Allegations that British military intelligence and Special Branch police sanctioned their informers and agents within the IRA to carry out certain killings are being investigated by the North’s Police Ombudsman.
The Ombudsman is about to launch an inquiry into claims that human-car-bomb victim Patsy Gillespie was killed to protect a British agent in the IRA.
Human rights group group British-Irish Rights Watch has compiled evidence that British Crown forces masterminded the human-bomb strategy which killed Mr Gillespie, a civilian security base worker, and six soldiers in 1990. it is believed the attacks, which caused widespread criticism, were planned to bolster the credibility of the informers while generating public hostility towards the IRA’s armed struggle.
The case is believed to be just one of six incidents that the ombudsman’s office will investigate amid claims that Crown forces -- including RUC police Special Branch -- protected informers within the IRA from prosecution. To ensure that agents remained trusted by the IRA they were allowed to take part in murders and other operations with impunity.
The ombudsman’s last report was an indictment of Special Branch handling of agents in the unionist paramilitary Ulster Volunteer Force.
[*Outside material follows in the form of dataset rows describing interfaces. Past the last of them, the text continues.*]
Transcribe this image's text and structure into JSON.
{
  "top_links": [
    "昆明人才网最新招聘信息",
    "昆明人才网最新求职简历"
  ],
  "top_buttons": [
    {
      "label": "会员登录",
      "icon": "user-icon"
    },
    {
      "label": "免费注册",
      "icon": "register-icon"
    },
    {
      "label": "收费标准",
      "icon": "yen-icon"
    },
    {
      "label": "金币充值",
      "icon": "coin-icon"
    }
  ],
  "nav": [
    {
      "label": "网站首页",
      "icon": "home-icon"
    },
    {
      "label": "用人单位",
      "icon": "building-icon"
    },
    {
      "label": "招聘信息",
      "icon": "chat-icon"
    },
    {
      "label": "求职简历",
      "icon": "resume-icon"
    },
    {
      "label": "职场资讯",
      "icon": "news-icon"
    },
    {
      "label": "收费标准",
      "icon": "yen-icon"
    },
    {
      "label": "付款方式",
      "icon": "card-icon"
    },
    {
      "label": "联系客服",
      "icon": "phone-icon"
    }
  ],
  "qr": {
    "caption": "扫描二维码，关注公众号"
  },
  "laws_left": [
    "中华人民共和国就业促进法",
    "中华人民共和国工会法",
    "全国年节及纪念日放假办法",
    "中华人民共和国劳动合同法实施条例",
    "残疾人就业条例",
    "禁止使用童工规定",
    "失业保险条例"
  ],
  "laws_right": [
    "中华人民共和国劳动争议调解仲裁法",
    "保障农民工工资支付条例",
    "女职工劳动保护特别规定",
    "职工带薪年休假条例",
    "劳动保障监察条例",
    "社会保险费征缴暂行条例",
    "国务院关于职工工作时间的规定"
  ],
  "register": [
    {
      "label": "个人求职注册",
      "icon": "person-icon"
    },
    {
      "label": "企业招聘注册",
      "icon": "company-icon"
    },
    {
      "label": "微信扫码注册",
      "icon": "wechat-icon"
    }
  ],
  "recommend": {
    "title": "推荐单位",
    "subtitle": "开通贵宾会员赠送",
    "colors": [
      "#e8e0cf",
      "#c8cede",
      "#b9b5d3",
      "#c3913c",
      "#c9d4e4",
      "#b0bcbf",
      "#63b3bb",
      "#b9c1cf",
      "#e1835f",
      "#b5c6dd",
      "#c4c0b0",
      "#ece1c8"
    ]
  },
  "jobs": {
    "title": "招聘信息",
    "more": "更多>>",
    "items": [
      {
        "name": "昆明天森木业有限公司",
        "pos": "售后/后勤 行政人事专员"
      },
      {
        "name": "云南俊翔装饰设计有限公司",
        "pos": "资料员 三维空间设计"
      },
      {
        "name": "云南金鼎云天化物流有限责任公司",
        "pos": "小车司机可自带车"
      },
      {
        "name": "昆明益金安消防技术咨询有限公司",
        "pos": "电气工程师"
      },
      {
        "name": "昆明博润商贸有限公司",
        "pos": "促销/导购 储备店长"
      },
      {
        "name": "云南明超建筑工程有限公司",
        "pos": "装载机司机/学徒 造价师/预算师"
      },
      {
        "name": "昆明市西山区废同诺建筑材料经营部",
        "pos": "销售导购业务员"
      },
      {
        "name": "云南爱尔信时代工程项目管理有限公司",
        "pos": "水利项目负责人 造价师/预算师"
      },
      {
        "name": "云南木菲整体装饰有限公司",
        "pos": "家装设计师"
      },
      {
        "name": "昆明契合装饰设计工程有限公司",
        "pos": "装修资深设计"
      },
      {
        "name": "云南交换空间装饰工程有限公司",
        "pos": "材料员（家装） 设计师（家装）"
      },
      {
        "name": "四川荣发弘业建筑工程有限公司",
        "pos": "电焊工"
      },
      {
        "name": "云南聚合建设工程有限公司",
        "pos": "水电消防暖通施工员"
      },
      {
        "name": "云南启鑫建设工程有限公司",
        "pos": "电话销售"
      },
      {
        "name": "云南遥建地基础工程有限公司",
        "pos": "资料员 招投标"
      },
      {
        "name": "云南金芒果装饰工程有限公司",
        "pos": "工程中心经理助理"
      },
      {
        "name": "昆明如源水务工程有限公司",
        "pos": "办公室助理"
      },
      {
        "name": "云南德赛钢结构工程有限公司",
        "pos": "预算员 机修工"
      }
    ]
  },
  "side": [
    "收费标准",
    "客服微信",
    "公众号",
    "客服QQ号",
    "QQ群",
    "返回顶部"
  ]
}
It said the RUC/PSNI police were in involved in up to 15 murders over 12 years.
Several new cases are understood to focus on the role of Freddie Scappaticci, former head of the IRA’s internal security unit, who has since been exposed as a British army agent. The cases are being investigated individually but may be rolled together if evidence emerges that they are linked.
The family of John Dignam has approached the ombudsman’s office and asked for his death to be re-examined. Dignam was one of three IRA volunteers shot dead by the organisation in 1992. The family claims two men killed as RUC informers including Mr Dignam, were in fact killed to protect an RUC informer.
Last week a former RUC Special Branch officer -- occasionally described as a ‘whistleblower’ -- was arrested by the ombudsman’s investigators in connection with a separate case after he declined to come forward with information.
The case of murdered Newry republican Eoin Morley is also to be put under a spotlight after it was found that Special Branch withheld crucial information from detectives investigating the murder.
It is also known that one of the cases that the ombudsman has already looked at is that of British soldier Stephen Restorick, who was the last soldier to be shot dead in the North of Ireland.
His mother Rita launched a campaign to get to the bottom of his murder amid claims that his killing was allowed to go ahead to protect an informer in the IRA.
Meanwhile, the family of another Belfast IRA man murdered as an informer have vowed to take their case up with the ombudsmans in a bid to clear his name.
Anthony McKiernan’s daughter Sharon Murtagh said it was the only way to finally get her father’s name cleared.
The family have claimed McKiernan had been due to meet Freddie Scappaticci - then a Special Branch agent - hours before he was shot in the head.
“In some of these [ cases] there are suggestions that people were protected by the police from arrest and prosecution,” Mrs O’Loan told BBC Radio yesterday. “On the republican side the allegation was that there was protection of republican criminals and there was in some cases [ protection of] a republican informant.”
The allegations involved “police failure to investigate [ and that] police knew the murder was going to happen and did nothing about it”, she said. “If what is being alleged transpires to be the truth, that would be collusion.